Angling For Better Health
For the past few years, this has been Rob Dunn’s mantra. Whenever he can, the 58-year-old Invermere resident spends a few hours fishing.
“There are a lot of lakes out here, full of beautiful trout,” he says. “I get out as often as I can.”
Dunn’s infectious optimism has been a staple of life out in this beautiful part of B.C. for a few years now. As publisher and writer of The Valley Peak, a colourful weekly newspaper, he regularly shares his humourous perspective with his fellow citizens.
Find joy in everything you do, every single day.
“My basset hound Watson even has his own column,” says Dunn with a chuckle. “It’s called Watson’s Waddle.”

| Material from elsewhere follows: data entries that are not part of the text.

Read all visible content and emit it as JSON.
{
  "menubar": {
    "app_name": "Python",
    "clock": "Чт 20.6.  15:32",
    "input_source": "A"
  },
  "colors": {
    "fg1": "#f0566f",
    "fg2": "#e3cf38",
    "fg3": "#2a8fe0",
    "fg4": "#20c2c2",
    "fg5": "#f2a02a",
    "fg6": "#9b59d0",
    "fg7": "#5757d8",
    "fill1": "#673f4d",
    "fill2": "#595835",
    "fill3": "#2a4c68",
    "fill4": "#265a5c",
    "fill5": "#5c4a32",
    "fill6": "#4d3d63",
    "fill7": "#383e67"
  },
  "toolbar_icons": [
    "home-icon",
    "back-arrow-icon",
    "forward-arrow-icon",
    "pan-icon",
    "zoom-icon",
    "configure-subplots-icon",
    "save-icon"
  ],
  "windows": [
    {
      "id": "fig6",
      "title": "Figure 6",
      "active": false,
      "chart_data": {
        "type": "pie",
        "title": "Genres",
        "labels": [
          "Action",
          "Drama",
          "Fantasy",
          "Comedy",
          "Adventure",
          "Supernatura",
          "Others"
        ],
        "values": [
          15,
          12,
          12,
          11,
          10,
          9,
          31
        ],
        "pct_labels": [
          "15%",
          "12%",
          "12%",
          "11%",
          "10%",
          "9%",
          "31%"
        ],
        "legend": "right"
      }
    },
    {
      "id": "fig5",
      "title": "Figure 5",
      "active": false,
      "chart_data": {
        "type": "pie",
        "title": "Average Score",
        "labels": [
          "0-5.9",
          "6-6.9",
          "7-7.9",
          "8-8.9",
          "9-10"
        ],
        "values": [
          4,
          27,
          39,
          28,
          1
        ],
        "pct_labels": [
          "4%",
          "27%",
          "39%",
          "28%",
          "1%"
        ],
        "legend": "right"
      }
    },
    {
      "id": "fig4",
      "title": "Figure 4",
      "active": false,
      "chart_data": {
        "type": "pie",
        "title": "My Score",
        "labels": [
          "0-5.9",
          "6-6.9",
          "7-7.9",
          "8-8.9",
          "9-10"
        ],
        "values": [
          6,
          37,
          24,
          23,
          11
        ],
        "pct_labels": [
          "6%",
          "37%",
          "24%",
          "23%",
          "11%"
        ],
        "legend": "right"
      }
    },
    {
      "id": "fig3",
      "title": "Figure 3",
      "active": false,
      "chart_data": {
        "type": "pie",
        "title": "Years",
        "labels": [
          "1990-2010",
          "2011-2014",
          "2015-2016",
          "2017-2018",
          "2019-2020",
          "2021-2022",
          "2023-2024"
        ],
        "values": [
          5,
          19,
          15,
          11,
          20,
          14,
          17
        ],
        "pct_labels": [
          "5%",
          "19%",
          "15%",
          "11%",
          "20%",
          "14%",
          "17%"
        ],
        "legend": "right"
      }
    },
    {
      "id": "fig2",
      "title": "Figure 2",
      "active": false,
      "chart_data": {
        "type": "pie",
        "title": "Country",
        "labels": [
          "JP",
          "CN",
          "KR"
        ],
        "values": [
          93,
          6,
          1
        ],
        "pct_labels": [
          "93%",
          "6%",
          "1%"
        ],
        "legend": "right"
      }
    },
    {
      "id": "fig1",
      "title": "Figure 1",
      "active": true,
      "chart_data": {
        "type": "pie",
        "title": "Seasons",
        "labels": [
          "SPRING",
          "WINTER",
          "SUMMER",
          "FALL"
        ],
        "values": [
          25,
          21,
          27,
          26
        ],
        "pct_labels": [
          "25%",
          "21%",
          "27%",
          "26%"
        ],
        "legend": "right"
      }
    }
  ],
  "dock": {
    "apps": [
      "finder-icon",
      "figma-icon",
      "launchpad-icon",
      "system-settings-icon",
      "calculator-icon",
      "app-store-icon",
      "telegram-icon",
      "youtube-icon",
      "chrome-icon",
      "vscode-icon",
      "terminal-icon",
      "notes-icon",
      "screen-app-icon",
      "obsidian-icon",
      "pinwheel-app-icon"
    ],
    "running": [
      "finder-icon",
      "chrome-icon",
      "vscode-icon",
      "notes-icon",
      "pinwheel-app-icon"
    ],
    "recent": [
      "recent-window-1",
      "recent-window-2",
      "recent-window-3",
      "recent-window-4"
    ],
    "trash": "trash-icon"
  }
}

His positive outlook is refreshing — and hard-won. Four years ago, he was diagnosed with diabetes. He cut out sugar, got his dog and lost 40 pounds. “I totally came off the diabetes scale,” he says proudly.
Nightmarish health crisis
That victory, however, was only a prelude to an even bigger health crisis that began in 2017. “I started feeling tired a lot and I was itchy,” he explains. “I found out that the itching was caused from toxins due to kidney failure.”
In time, he also learned he had multiple myeloma, a form of bone marrow cancer. Treatment would be long and painful, involving everything from chemotherapy to dialysis.
Dunn, who believes his cancer could be related to toxic exposure from years spent working in an aluminum can factory in Calgary — as well as multiple mercury fillings — became increasingly frustrated with what he saw as the close-mindedness of his conventional health care providers.
He shared his nightmarish health crisis with readers of The Valley Peak in his no-holds-barred style. “I was calling it the ‘Can’t-sir’ ward,” he says of his many stays in hospital, “because everywhere I went, people just said ‘No you can’t, sir.’
“My experience really resonated with a lot of people.”
The Pure North people … freakin’ cared about me, which hasn’t always been my experience these past few years.”
Help from Pure North
At Pure North’s Calgary clinic, Dunn underwent a comprehensive health assessment, including blood testing and body composition, plus one-on-one consultations with a naturopathic doctor and a dentist.
The team came up with an individualized health program for him.
“A lot of it made sense to me,” says Dunn, who had eight dental amalgam (mercury) fillings removed on Pure North’s recommendation.
Amalgam fillings are the most common exposure to mercury — a potent neurotoxin that causes anxiety, depression, irritability, fatigue, stomach issues and chronic disease as it builds up in the body.
He also began a tailored supplementation program that includes vitamin D, omega 3 fatty acids and alpha lipoic acid, among others. While Dunn is still fighting cancer — and does kidney dialysis at home every other day — the results of his last blood work showed a marked improvement.
For the past few months, he’s been feeling well enough to enjoy his favourite things in life.
“I believe that everything I’m doing is helping me,” he says, adding that Pure North plays a big role in helping to achieve better health and quality of life.
“The Pure North people also made me feel like they freakin’ cared about me, which hasn’t always been my experience these past few years.”
Last year, he was getting ready “to live out my last days,” he says. “Now I have no problem leaving a sink full of dishes so I can get out the door for a day of fishing.”
Dunn has embraced mindfulness and is focused on living his life one day at a time.